I also took a solo trip to the airport and back (an hour and a half each way), just so that I was sure that, when it came time for a flight and I was on a time limit, I would be positive of where I’m going. Trams, metros, and buses later, I successfully arrived at the airport with no problems.
Today, I took another tour of Budapest with some Hungarian friends and my roommate in order to discover more about the culture and history of the city. Did you know that no building in Budapest is allowed to be more than 98 meters tall? Both the Parliament building and St. Stephen’s Basilica are the tallest, at 98 meters each. Of the many highlights of the trip was a new look into Castle Hill, where we saw a building still riddled with bullet holes from World War II.
After that, we made a stop at a statue of a horse. This statue, to be precise —
But what’s interesting is not so much the horse itself, or even the rider himself, but rather the horse’s…ahem, “crown jewels.”
In Budapest, people believe that the horse’s testicles bring good luck. So, people from all over the city would climb up to the statue in order to hold on to the poor horse. For students especially, climbing up the statue and holding the testicles with both hands supposedly guaranteed success on a test. Eventually, so many people were doing this that the national government had to get involved, and it actually passed a law. It is now illegal to touch the horse’s testicles. Apparently the rest of the statue is touchable though?

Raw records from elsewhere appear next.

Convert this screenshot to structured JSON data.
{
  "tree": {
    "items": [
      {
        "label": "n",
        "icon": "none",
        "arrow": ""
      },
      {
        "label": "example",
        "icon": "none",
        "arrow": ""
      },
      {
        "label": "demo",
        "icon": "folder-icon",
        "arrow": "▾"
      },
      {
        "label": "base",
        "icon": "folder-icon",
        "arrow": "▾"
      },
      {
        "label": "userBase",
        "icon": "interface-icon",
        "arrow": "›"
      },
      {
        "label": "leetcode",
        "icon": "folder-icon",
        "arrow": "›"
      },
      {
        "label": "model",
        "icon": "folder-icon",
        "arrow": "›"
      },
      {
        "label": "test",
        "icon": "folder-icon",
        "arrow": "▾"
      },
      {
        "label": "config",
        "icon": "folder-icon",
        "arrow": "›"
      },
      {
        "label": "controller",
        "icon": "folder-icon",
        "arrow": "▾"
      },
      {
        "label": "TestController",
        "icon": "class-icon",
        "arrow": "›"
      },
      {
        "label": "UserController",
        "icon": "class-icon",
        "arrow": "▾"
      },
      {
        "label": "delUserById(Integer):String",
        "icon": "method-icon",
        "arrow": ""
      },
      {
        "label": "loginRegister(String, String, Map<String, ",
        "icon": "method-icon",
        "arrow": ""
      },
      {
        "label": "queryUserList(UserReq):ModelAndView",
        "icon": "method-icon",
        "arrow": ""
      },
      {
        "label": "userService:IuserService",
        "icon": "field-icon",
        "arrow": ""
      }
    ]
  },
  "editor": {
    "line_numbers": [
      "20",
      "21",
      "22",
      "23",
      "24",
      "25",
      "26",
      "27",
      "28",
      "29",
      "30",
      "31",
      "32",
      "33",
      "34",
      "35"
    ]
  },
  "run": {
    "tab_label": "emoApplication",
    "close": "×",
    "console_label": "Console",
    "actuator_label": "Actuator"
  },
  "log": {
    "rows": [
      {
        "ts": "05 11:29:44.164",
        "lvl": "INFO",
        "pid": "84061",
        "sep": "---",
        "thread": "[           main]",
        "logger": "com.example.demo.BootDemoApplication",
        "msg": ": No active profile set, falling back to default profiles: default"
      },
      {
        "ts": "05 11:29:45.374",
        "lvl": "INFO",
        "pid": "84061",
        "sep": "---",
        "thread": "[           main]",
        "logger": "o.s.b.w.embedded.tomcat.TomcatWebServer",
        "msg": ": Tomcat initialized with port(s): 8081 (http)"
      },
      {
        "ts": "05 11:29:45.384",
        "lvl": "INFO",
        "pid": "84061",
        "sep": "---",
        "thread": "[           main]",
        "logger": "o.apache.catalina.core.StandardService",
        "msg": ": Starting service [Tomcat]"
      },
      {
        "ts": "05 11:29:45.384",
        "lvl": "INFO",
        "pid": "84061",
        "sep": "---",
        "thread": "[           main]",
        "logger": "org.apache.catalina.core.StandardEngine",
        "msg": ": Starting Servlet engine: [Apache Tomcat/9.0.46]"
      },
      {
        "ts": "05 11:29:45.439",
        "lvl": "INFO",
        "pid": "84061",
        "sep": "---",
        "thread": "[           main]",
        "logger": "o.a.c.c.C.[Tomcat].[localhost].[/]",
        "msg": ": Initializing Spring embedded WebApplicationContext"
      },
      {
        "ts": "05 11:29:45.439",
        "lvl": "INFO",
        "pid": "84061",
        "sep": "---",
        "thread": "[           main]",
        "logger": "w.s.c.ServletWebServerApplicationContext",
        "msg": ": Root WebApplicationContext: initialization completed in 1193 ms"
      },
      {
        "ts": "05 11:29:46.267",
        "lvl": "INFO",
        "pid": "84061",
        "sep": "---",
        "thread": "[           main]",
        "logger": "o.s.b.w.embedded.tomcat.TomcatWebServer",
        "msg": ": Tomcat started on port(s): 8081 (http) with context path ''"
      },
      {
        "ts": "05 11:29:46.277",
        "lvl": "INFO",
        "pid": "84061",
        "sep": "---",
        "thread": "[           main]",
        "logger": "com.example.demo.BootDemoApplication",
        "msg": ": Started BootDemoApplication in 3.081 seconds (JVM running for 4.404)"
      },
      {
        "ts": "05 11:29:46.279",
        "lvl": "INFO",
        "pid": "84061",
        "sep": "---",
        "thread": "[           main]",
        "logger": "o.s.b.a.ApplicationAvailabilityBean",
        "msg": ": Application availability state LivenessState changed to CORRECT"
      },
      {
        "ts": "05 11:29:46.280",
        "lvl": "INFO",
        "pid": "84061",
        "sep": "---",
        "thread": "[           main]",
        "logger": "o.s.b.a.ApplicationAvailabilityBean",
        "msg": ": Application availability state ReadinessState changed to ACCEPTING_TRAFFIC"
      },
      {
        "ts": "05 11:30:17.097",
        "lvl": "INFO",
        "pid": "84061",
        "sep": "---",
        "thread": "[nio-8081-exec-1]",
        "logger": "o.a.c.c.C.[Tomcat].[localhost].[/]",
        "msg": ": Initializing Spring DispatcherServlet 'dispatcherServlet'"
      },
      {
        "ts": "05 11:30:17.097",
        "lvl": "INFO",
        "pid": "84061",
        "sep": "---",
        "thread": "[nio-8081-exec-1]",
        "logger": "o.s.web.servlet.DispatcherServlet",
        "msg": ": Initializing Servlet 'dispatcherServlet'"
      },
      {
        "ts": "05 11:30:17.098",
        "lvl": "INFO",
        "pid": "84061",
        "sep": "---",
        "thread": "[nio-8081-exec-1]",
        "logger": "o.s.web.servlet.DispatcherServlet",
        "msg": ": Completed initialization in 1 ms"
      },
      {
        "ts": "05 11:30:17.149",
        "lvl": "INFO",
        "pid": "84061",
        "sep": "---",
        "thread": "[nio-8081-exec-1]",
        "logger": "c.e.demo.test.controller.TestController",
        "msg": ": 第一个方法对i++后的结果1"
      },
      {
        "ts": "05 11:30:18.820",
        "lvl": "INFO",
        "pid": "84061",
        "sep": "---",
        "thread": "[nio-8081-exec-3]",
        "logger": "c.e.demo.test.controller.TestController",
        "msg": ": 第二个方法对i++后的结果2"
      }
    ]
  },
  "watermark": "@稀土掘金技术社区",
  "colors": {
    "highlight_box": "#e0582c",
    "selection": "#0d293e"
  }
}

Anyway, I learned a lot of interesting things today (did you know that the inventor of the Rubik’s Cube is still alive? He lives in Buda). Aside from all of the comical things, I also learned a lot about the formation of Hungary out of seven nomadic tribes, as well as Hungary’s consistent issue with other nations wanting to occupy them. It was a very educational experience!